The first time I came across it,
And it was a bowl the size of a cereal bowl. I had many questions. How was this possibly practical? Did the French drink tea out of a bowl as well? All the liquid was going to be sloshing about, and wouldn’t the bowl be too hot to hold without a handle? Plus, it would get colder faster! It was clear that I needed to investigate further.
Another aspect of the French insisting on living the Art de Vivre, even during breakfast. Le sigh.
☞ READ MORE: French etiquette: Do’s and Don’ts of Dining
Now, I should point out drinking tea or coffee out of a large bowl in France, usually only happens at breakfast.
The French still serve coffee the rest of the time, in espresso-style in a cup the size of a shot glass. French children though will drink their afternoon serving of milk in a bowl.
The Café au Lait bowl
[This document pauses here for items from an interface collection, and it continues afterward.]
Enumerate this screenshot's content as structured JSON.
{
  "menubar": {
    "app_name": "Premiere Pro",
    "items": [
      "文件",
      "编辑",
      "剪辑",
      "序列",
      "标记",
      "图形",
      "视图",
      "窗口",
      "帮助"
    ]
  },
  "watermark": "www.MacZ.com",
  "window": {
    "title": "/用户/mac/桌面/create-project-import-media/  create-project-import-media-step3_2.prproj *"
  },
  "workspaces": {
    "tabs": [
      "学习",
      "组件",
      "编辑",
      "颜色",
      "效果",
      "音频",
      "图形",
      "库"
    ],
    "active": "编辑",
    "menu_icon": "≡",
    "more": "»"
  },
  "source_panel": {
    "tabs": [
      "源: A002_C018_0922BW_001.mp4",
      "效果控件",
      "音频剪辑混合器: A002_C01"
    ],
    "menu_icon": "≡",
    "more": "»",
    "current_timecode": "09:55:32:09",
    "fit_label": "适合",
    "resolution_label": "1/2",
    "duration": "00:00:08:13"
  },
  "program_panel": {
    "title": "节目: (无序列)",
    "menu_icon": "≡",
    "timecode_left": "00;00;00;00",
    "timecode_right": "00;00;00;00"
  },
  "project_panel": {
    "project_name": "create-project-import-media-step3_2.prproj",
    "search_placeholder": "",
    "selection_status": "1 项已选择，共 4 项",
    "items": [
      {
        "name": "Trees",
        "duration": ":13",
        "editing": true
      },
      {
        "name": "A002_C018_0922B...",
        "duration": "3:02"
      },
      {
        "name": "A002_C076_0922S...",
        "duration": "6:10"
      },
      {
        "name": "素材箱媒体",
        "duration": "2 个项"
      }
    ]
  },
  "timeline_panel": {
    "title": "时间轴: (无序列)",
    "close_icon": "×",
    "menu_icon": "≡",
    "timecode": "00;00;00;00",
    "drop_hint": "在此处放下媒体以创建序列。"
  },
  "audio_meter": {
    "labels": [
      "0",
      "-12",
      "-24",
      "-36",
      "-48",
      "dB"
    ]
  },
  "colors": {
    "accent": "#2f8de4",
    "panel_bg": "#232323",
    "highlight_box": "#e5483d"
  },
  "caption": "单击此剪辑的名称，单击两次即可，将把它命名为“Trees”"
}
So if you have ever noticed a sign saying café au lait bowl, it is these types of breakfast coffee bowls. Café au lait literally means coffee with milk.
They are usually slightly smaller than cereal bowls, but not always. Just depends on how much coffee you need in the morning. You can buy a set of café au lait bowls here.
The typical French breakfast
So in case you were wondering what typical French person eats for breakfast, I’m sad to inform that it is does not involve croissants. The stereotypical French breakfast is a hot coffee or tea in a bowl, with a piece of bread (baguette) to dip in to, or a tartine.
Tartine is just a fancy way of saying a piece of bread, slathered with butter and/or jam. Cereal is not that common, and neither are things like French toasts or crêpes.
Savory crêpes with ham, cheese, and mushrooms as an example, are a full meal and are usually served with cider. Not the sort of thing you want at 7am. And sweet crêpes like the crêpe suzette is a dessert.
Savory cakes, on the other hand, are sometimes served in slices for breakfast, assuming someone has baked them the night before.
Adapting to French breakfast rules
Even though I now had an explanation for the bowls, I was not sure I wanted to adopt this habit. French etiquette may have its rules, but give me a giant mug any day. I can hold that with both hands!
If you are living in France though, this too will confound you: finding giant mugs in France is very difficult. It is not the norm since tea is not as common, and coffee is drunk as
If you enjoyed that article, you can read more about ordering coffee in France. (Rhere is a bit of vocabulary to learn if you don’t like espresso!) A bientôt!